__WORK ORDER__
Could you please reproduce all the records below exactly, leaving out the images?

....

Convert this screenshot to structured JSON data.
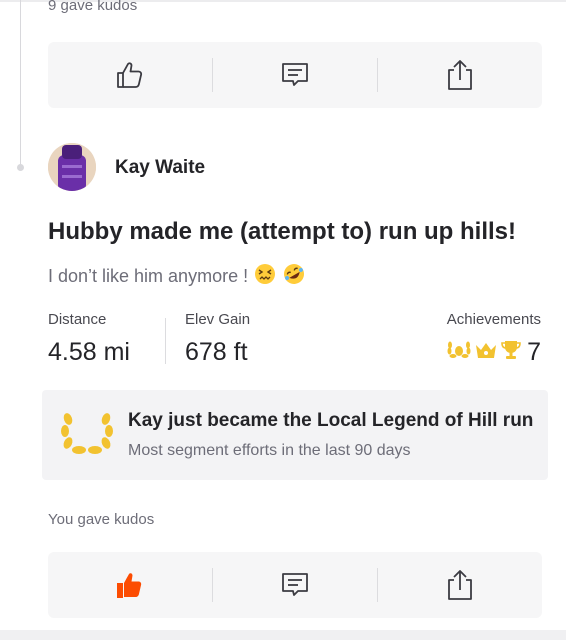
{
  "feed_top": {
    "kudos_text": "9 gave kudos"
  },
  "actions": {
    "kudos_icon": "thumbs-up-icon",
    "comment_icon": "comment-icon",
    "share_icon": "share-icon"
  },
  "activity": {
    "athlete_name": "Kay Waite",
    "title": "Hubby made me (attempt to) run up hills!",
    "description": "I don’t like him anymore !",
    "description_emojis": [
      "😖",
      "🤣"
    ],
    "stats": {
      "distance": {
        "label": "Distance",
        "value": "4.58 mi"
      },
      "elev_gain": {
        "label": "Elev Gain",
        "value": "678 ft"
      },
      "achievements": {
        "label": "Achievements",
        "count": "7",
        "icons": [
          "laurel-icon",
          "crown-icon",
          "trophy-icon"
        ]
      }
    },
    "local_legend": {
      "title": "Kay just became the Local Legend of Hill run",
      "subtitle": "Most segment efforts in the last 90 days"
    },
    "kudos_text": "You gave kudos",
    "kudos_given": true
  },
  "colors": {
    "brand_orange": "#fc4c02",
    "gold": "#f2c230",
    "card_bg": "#f3f3f5"
  }
}
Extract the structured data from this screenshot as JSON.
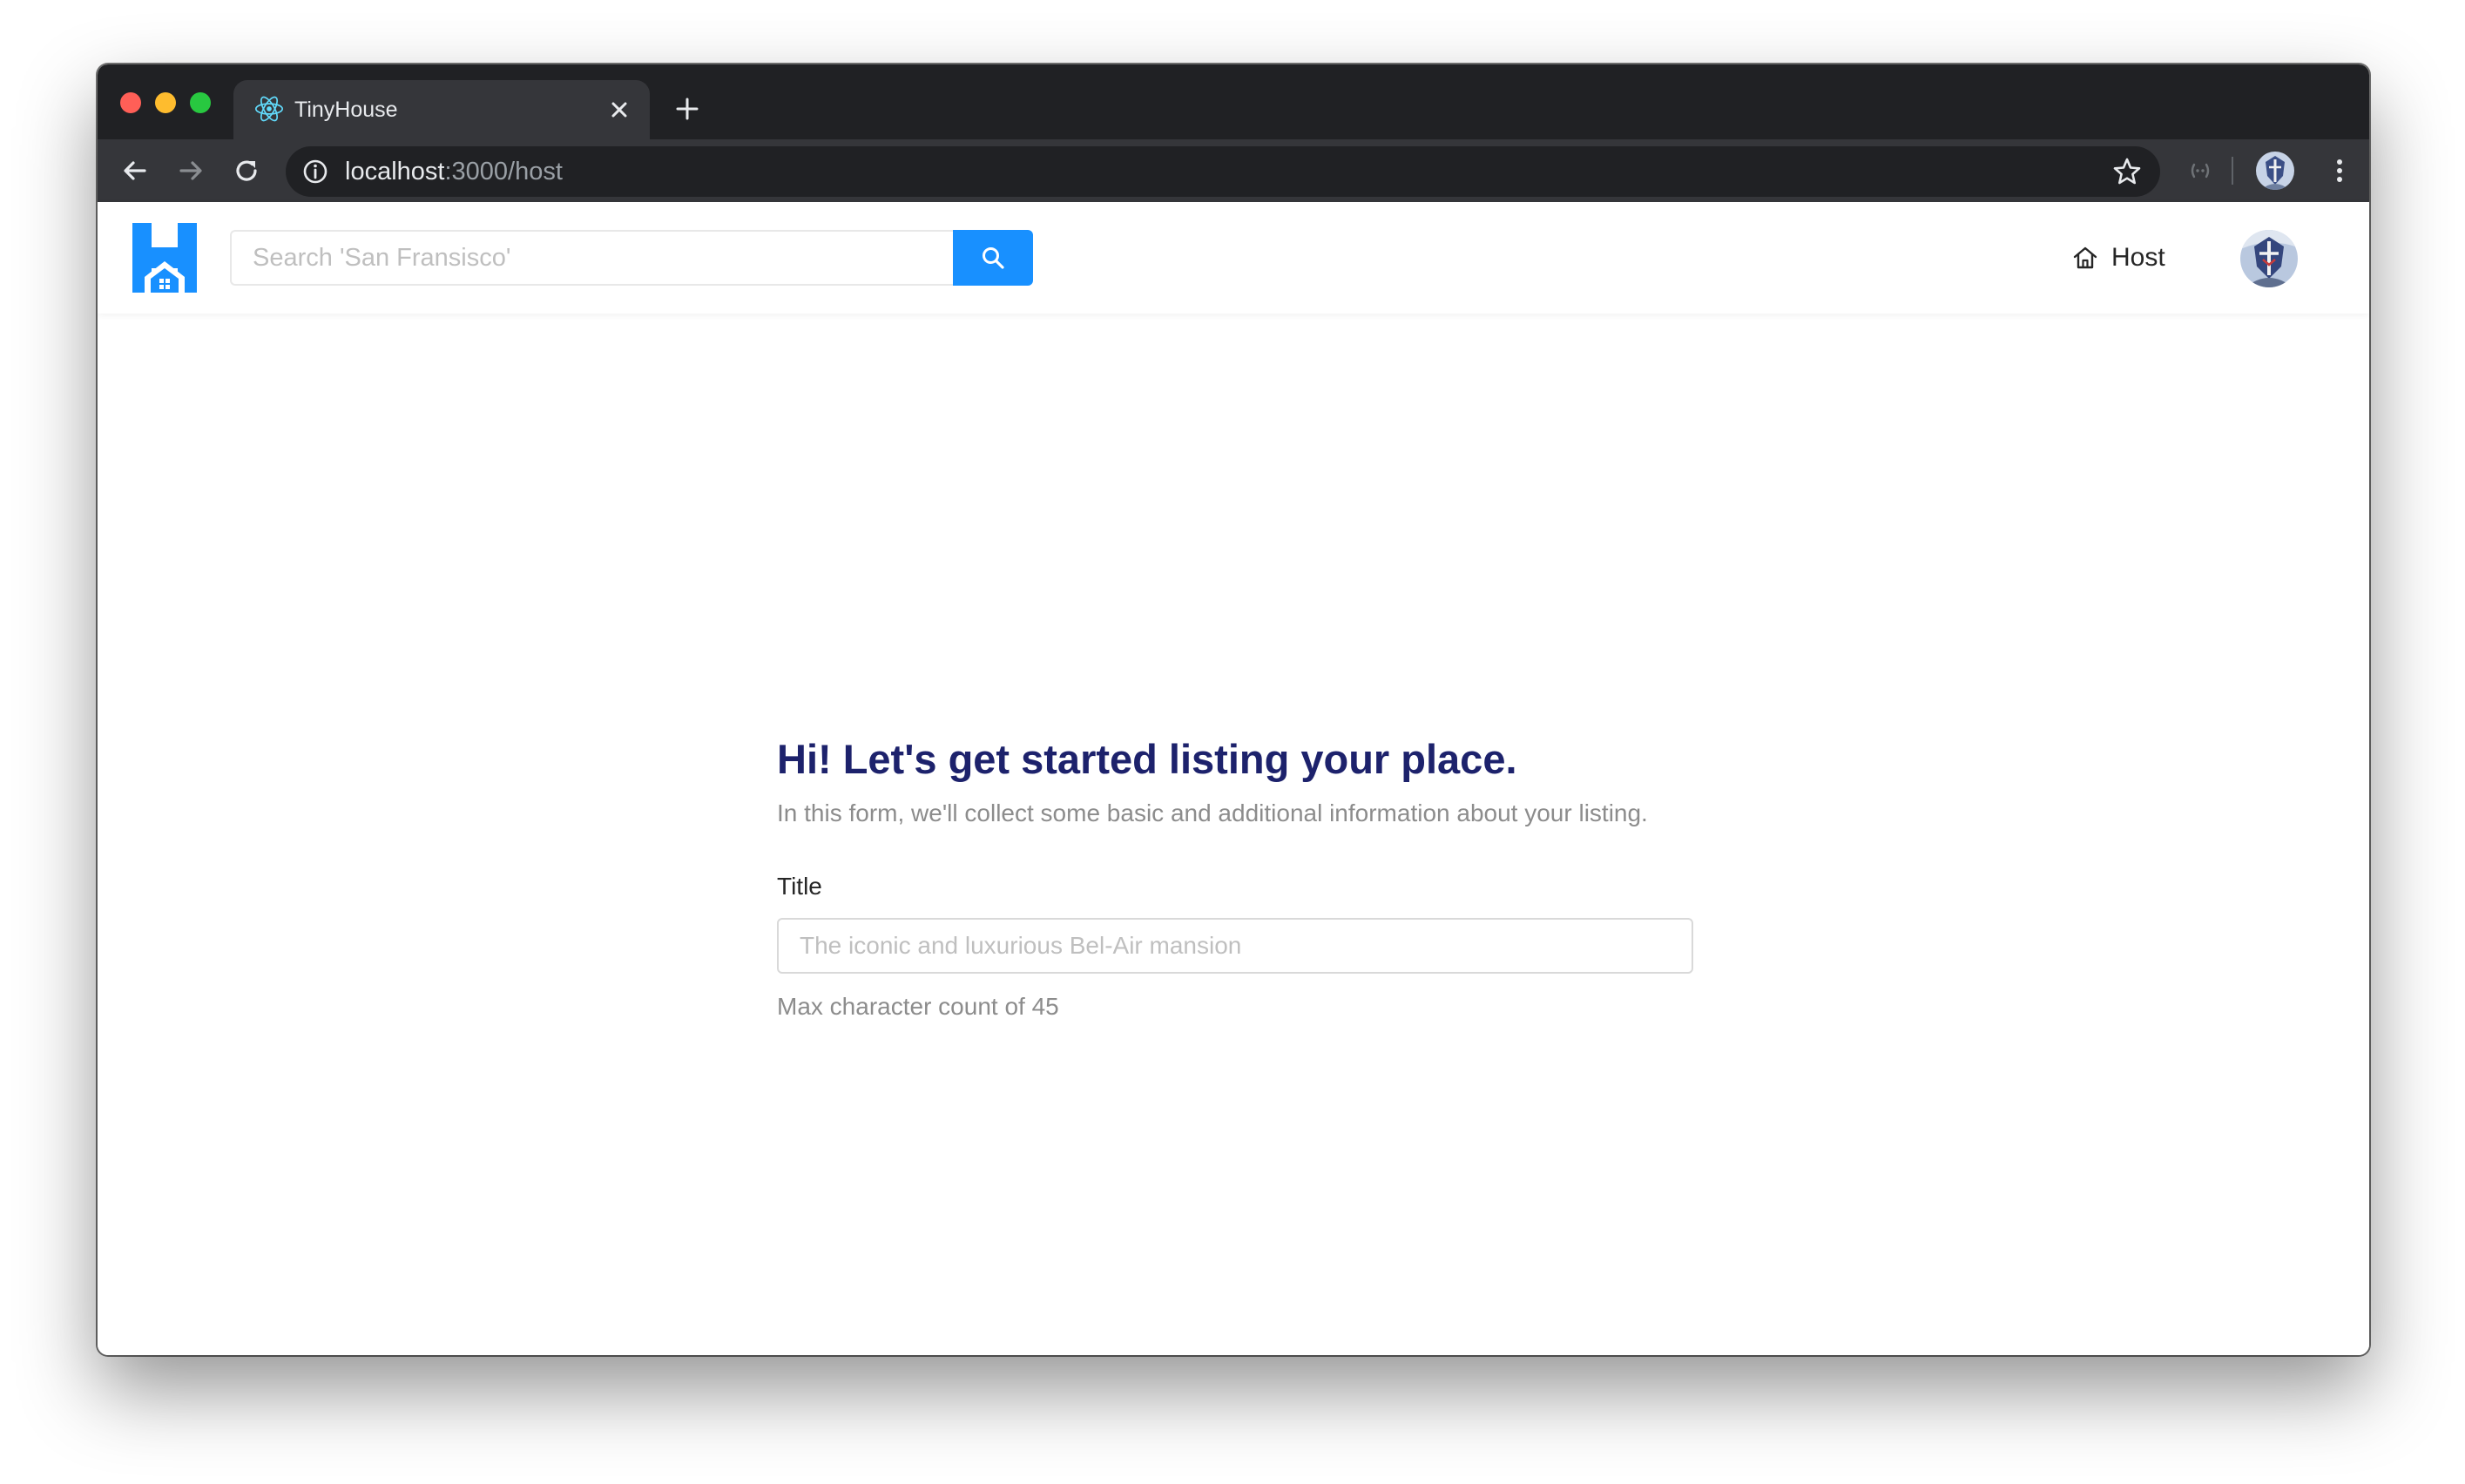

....

__WRITTEN REPLY__
Convert this screenshot to structured JSON data.
{
  "feed_top": {
    "kudos_text": "9 gave kudos"
  },
  "actions": {
    "kudos_icon": "thumbs-up-icon",
    "comment_icon": "comment-icon",
    "share_icon": "share-icon"
  },
  "activity": {
    "athlete_name": "Kay Waite",
    "title": "Hubby made me (attempt to) run up hills!",
    "description": "I don’t like him anymore !",
    "description_emojis": [
      "😖",
      "🤣"
    ],
    "stats": {
      "distance": {
        "label": "Distance",
        "value": "4.58 mi"
      },
      "elev_gain": {
        "label": "Elev Gain",
        "value": "678 ft"
      },
      "achievements": {
        "label": "Achievements",
        "count": "7",
        "icons": [
          "laurel-icon",
          "crown-icon",
          "trophy-icon"
        ]
      }
    },
    "local_legend": {
      "title": "Kay just became the Local Legend of Hill run",
      "subtitle": "Most segment efforts in the last 90 days"
    },
    "kudos_text": "You gave kudos",
    "kudos_given": true
  },
  "colors": {
    "brand_orange": "#fc4c02",
    "gold": "#f2c230",
    "card_bg": "#f3f3f5"
  }
}
Extract the structured data from this screenshot as JSON.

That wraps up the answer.